Thequasi-religious “philosophical” group Summum has been on News of theWeird’s radar since 1988, when leader “Corky” Ra and his small band inUtah began offering to mummify household pets for $7,000, or createstatues of them for $18,000 (though the price is considerably highertoday), with an eye toward future mummification of humans, asillustrative of its core precept that “the soul moves forward” eventhough the body is memorialized. In November, the US SupremeCourt heard arguments that a city park in Pleasant Grove, Utah mustallow Summum to place a monument with “The Seven Aphorisms” next to theexisting monument of the Ten Commandments. (Summum’s Aphorisms shore upthe soul-movement belief by recognizing, for example, such propertiesas psychokinesis and the constant vibration of bodies.) The court isexpected to rule later this term.

The Jesus and Virgin Mary Tour

Recentpublic appearances: Arkansas City, Kan.; September (Jesus on theceiling of the One Stop Body Shoppe weight-loss clinic). Pittsburg,Texas; August (Jesus on the body of a moth). Goshen, Ind.; July (Jesusin the facial fur of the family cat). High Ridge, Mo.; July (Jesus on aCheeto). Arlington, Texas; September (Mary on a grape). Pompano Beach,Fla.; November (Jesus on a slice of French toast). Gulf Shores, Ala.;September (Jesus in the drywall of a home under construction).

A News of the Weird classic

ANew York Times dispatch from India highlighted the growing problem ofintra-family frauds in which one member claims a living relative’s landor wealth by swearing to the government that the relative is dead.According to the Times, the “deceased” had finally begun to fight back.An advocacy group, the Association of Dead People, helps aggrievedcitizens figure out how to prove that they are alive, which can bedifficult, given India’s slow-moving bureaucracies. The association’sfounder said that he personally had tried to authenticate his existenceby public actions such as running for office, filing lawsuits andgetting arrested, but that he nonetheless remained officially dead.

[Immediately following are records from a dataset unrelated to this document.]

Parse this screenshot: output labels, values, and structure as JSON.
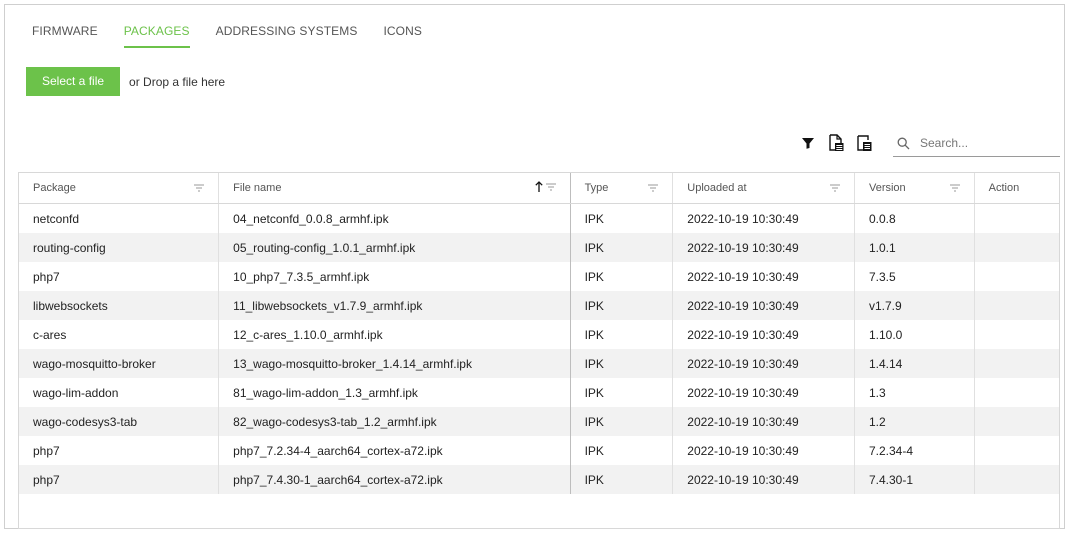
{
  "tabs": [
    {
      "label": "FIRMWARE",
      "active": false
    },
    {
      "label": "PACKAGES",
      "active": true
    },
    {
      "label": "ADDRESSING SYSTEMS",
      "active": false
    },
    {
      "label": "ICONS",
      "active": false
    }
  ],
  "upload": {
    "select_label": "Select a file",
    "drop_label": "or Drop a file here"
  },
  "toolbar": {
    "icons": [
      "filter-icon",
      "export-csv-icon",
      "export-pdf-icon"
    ],
    "search_placeholder": "Search..."
  },
  "colors": {
    "accent": "#6cc24a",
    "row_alt": "#f2f2f2"
  },
  "table": {
    "columns": [
      "Package",
      "File name",
      "Type",
      "Uploaded at",
      "Version",
      "Action"
    ],
    "sorted_column": "File name",
    "sort_direction": "ascending",
    "rows": [
      [
        "netconfd",
        "04_netconfd_0.0.8_armhf.ipk",
        "IPK",
        "2022-10-19 10:30:49",
        "0.0.8",
        ""
      ],
      [
        "routing-config",
        "05_routing-config_1.0.1_armhf.ipk",
        "IPK",
        "2022-10-19 10:30:49",
        "1.0.1",
        ""
      ],
      [
        "php7",
        "10_php7_7.3.5_armhf.ipk",
        "IPK",
        "2022-10-19 10:30:49",
        "7.3.5",
        ""
      ],
      [
        "libwebsockets",
        "11_libwebsockets_v1.7.9_armhf.ipk",
        "IPK",
        "2022-10-19 10:30:49",
        "v1.7.9",
        ""
      ],
      [
        "c-ares",
        "12_c-ares_1.10.0_armhf.ipk",
        "IPK",
        "2022-10-19 10:30:49",
        "1.10.0",
        ""
      ],
      [
        "wago-mosquitto-broker",
        "13_wago-mosquitto-broker_1.4.14_armhf.ipk",
        "IPK",
        "2022-10-19 10:30:49",
        "1.4.14",
        ""
      ],
      [
        "wago-lim-addon",
        "81_wago-lim-addon_1.3_armhf.ipk",
        "IPK",
        "2022-10-19 10:30:49",
        "1.3",
        ""
      ],
      [
        "wago-codesys3-tab",
        "82_wago-codesys3-tab_1.2_armhf.ipk",
        "IPK",
        "2022-10-19 10:30:49",
        "1.2",
        ""
      ],
      [
        "php7",
        "php7_7.2.34-4_aarch64_cortex-a72.ipk",
        "IPK",
        "2022-10-19 10:30:49",
        "7.2.34-4",
        ""
      ],
      [
        "php7",
        "php7_7.4.30-1_aarch64_cortex-a72.ipk",
        "IPK",
        "2022-10-19 10:30:49",
        "7.4.30-1",
        ""
      ]
    ]
  }
}
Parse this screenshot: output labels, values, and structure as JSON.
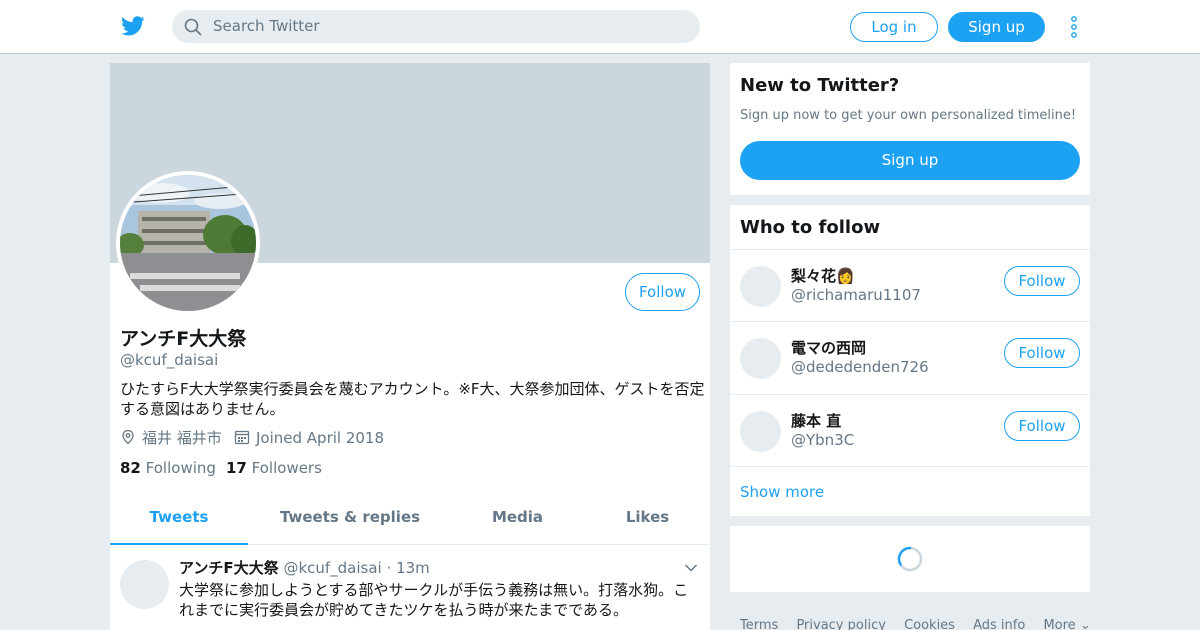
{
  "header": {
    "search_placeholder": "Search Twitter",
    "login_label": "Log in",
    "signup_label": "Sign up",
    "accent": "#1da1f2"
  },
  "profile": {
    "follow_label": "Follow",
    "name": "アンチF大大祭",
    "handle": "@kcuf_daisai",
    "bio": "ひたすらF大大学祭実行委員会を蔑むアカウント。※F大、大祭参加団体、ゲストを否定する意図はありません。",
    "location": "福井 福井市",
    "joined": "Joined April 2018",
    "following_count": "82",
    "following_label": "Following",
    "followers_count": "17",
    "followers_label": "Followers",
    "tabs": [
      {
        "label": "Tweets",
        "active": true
      },
      {
        "label": "Tweets & replies",
        "active": false
      },
      {
        "label": "Media",
        "active": false
      },
      {
        "label": "Likes",
        "active": false
      }
    ]
  },
  "tweet": {
    "name": "アンチF大大祭",
    "handle": "@kcuf_daisai",
    "separator": "·",
    "time": "13m",
    "text": "大学祭に参加しようとする部やサークルが手伝う義務は無い。打落水狗。これまでに実行委員会が貯めてきたツケを払う時が来たまでである。"
  },
  "new_to_twitter": {
    "title": "New to Twitter?",
    "subtitle": "Sign up now to get your own personalized timeline!",
    "button": "Sign up"
  },
  "who_to_follow": {
    "title": "Who to follow",
    "users": [
      {
        "name": "梨々花👩",
        "handle": "@richamaru1107",
        "button": "Follow"
      },
      {
        "name": "電マの西岡",
        "handle": "@dededenden726",
        "button": "Follow"
      },
      {
        "name": "藤本 直",
        "handle": "@Ybn3C",
        "button": "Follow"
      }
    ],
    "show_more": "Show more"
  },
  "footer": {
    "links": [
      "Terms",
      "Privacy policy",
      "Cookies",
      "Ads info",
      "More ⌄"
    ]
  }
}
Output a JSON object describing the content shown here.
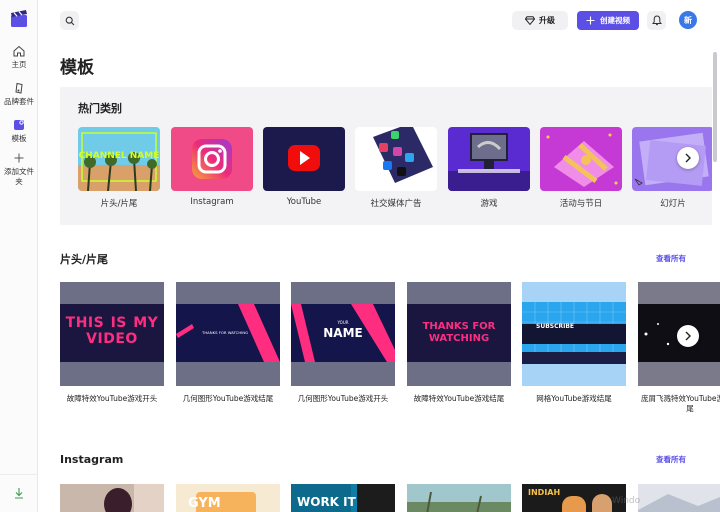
{
  "rail": {
    "items": [
      {
        "label": "主页"
      },
      {
        "label": "品牌套件"
      },
      {
        "label": "模板"
      },
      {
        "label": "添加文件夹"
      }
    ]
  },
  "topbar": {
    "upgrade_label": "升级",
    "create_label": "创建视频",
    "avatar_text": "新"
  },
  "page_title": "模板",
  "hot": {
    "title": "热门类别",
    "categories": [
      {
        "label": "片头/片尾",
        "thumb_text": "CHANNEL NAME"
      },
      {
        "label": "Instagram"
      },
      {
        "label": "YouTube"
      },
      {
        "label": "社交媒体广告"
      },
      {
        "label": "游戏"
      },
      {
        "label": "活动与节日"
      },
      {
        "label": "幻灯片"
      }
    ]
  },
  "intro": {
    "title": "片头/片尾",
    "see_all": "查看所有",
    "templates": [
      {
        "label": "故障特效YouTube游戏开头",
        "thumb_text": "THIS IS MY VIDEO"
      },
      {
        "label": "几何图形YouTube游戏结尾",
        "thumb_text": "THANKS FOR WATCHING"
      },
      {
        "label": "几何图形YouTube游戏开头",
        "thumb_text_small": "YOUR",
        "thumb_text": "NAME"
      },
      {
        "label": "故障特效YouTube游戏结尾",
        "thumb_text": "THANKS FOR WATCHING"
      },
      {
        "label": "网格YouTube游戏结尾",
        "thumb_text": "SUBSCRIBE"
      },
      {
        "label": "庞屑飞溅特效YouTube游戏结尾"
      }
    ]
  },
  "instagram": {
    "title": "Instagram",
    "see_all": "查看所有",
    "thumbs": [
      {
        "text": ""
      },
      {
        "text": "GYM"
      },
      {
        "text": "WORK IT"
      },
      {
        "text": ""
      },
      {
        "text": "INDIAH"
      },
      {
        "text": ""
      }
    ]
  },
  "watermark": "Windo",
  "colors": {
    "accent": "#5b4fe6",
    "avatar": "#3a78e8"
  }
}
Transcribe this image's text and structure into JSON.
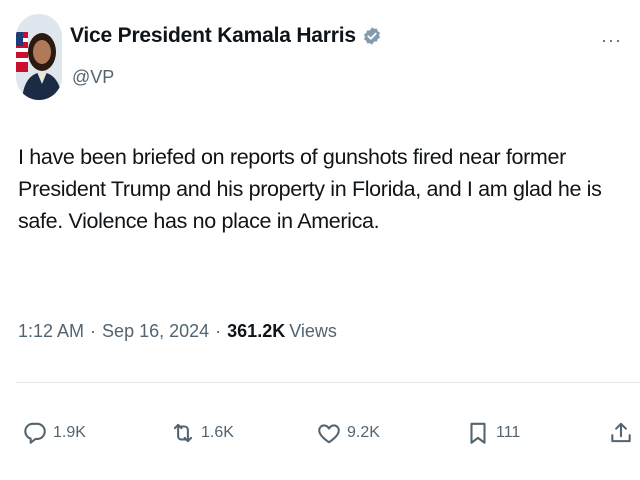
{
  "author": {
    "display_name": "Vice President Kamala Harris",
    "handle": "@VP",
    "verified_color": "#829aab"
  },
  "tweet": {
    "text": "I have been briefed on reports of gunshots fired near former President Trump and his property in Florida, and I am glad he is safe. Violence has no place in America.",
    "time": "1:12 AM",
    "separator1": "·",
    "date": "Sep 16, 2024",
    "separator2": "·",
    "views_count": "361.2K",
    "views_label": "Views"
  },
  "actions": {
    "replies": "1.9K",
    "reposts": "1.6K",
    "likes": "9.2K",
    "bookmarks": "111"
  },
  "menu": {
    "more_label": "···"
  },
  "icons": [
    "reply-icon",
    "repost-icon",
    "like-icon",
    "bookmark-icon",
    "share-icon",
    "verified-badge-icon",
    "more-icon"
  ],
  "colors": {
    "text": "#0f1419",
    "secondary": "#536471",
    "divider": "#e4e8eb"
  }
}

Copyright 2008 Chuck Shepherd Distributed by Universal Press Syndicate.